In a compelling presentation, Rick Kelly, deeply rooted in the traditional lands of the Anishnaabeg people in Canada, unfolded an extensive tapestry of his life’s work, which spans over four decades. With a rich background encompassing roles such as a youth and community worker, educator, researcher, and restorative practitioner, Kelly highlighted the importance of systemic change in various spheres, notably schools, broader systems, and communities at large.
Kelly’s distinct approach marries the principles of system thinking with on-ground action. Throughout his career, he’s designed impactful projects, from creating economic opportunities for Black youth in the trades to envisioning community engagement for marginalized communities. One of his standout contributions was the management of a “school as a hub” model, a part of an expansive 25-year provincial policy project. Its ethos was straightforward yet profound: promote child well-being through early investments. At its core, this initiative thrived on empowering the community, making their voices and aspirations the cornerstone of the project’s design, execution, and decision-making processes.
However, the most resonant part of Kelly’s discourse was his perspective on the current challenges in the realm of education. Drawing inspiration from Alice’s encounter with the Cheshire cat, Kelly emphasized that the essence of any educational system is its underlying purpose. With the world currently grappling with the dual challenges of ‘COVIDISM’ and anti-Black Racism, the clarity of this purpose becomes even more pivotal.
The global chorus demanding transformation, decolonization, and abolition cannot be ignored. Kelly’s workshop not only acknowledged these calls for change but actively positioned education as an essential contributor to societal well-being.

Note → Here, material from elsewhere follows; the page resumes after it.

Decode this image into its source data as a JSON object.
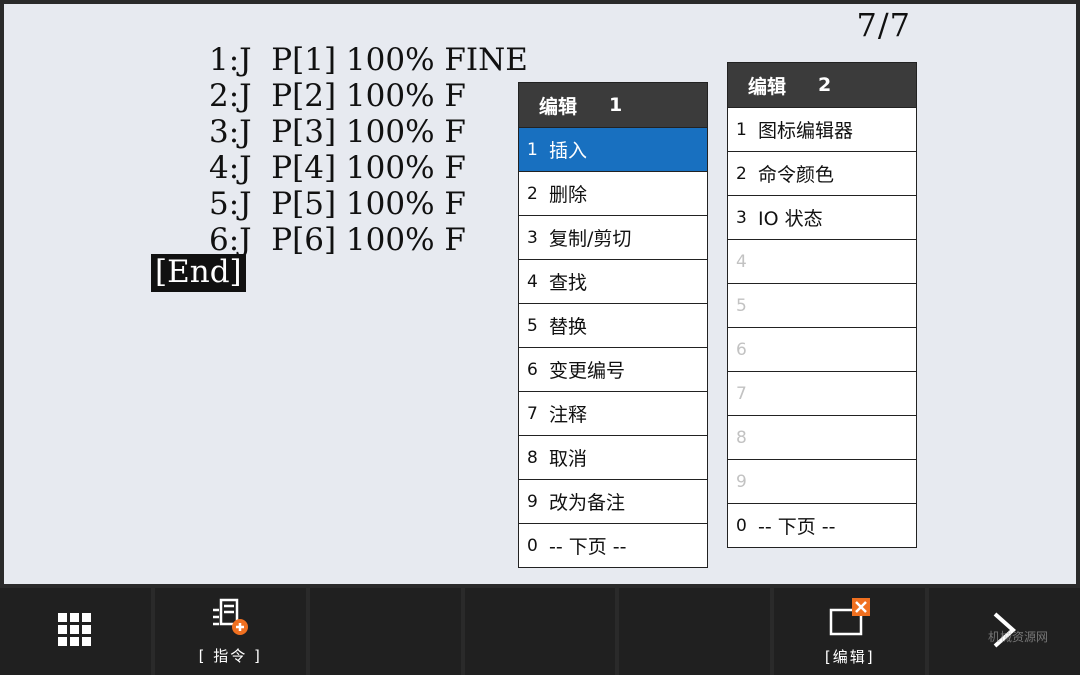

He envisioned a system that nurtures an engaged citizenry, one that’s inherently rooted in the principles of social justice and equity.
But Kelly’s vision isn’t just futuristic; it’s holistic. He deftly weaves the wisdom of the past and the present, drawing extensively from Indigenous and Afrocentric ways of understanding the world. This perspective values the interdependence of all beings and underscores our collective responsibility towards every living entity and the environment.
Introducing ecological and posthuman thought, Kelly further expanded the canvas of his vision. He proposed the idea of a ‘restorative ecosystem’ for education, one where pedagogy, practice, and justice intertwine seamlessly. This ecosystem, as per Kelly, would be designed to prioritize the voices of those most impacted, genuinely engage with communities, and ensure inclusivity at every stage.
In conclusion, Rick Kelly’s presentation was more than just an academic discussion. It was an impassioned plea and a roadmap for reimagining education. It was about recognizing the historical foundations, understanding present challenges, and crafting a future where education becomes a beacon of justice, equity, and holistic well-being. For those who attended, it was a reminder that the journey of reshaping education is not only necessary but also possible, provided we have the vision and will to make it happen.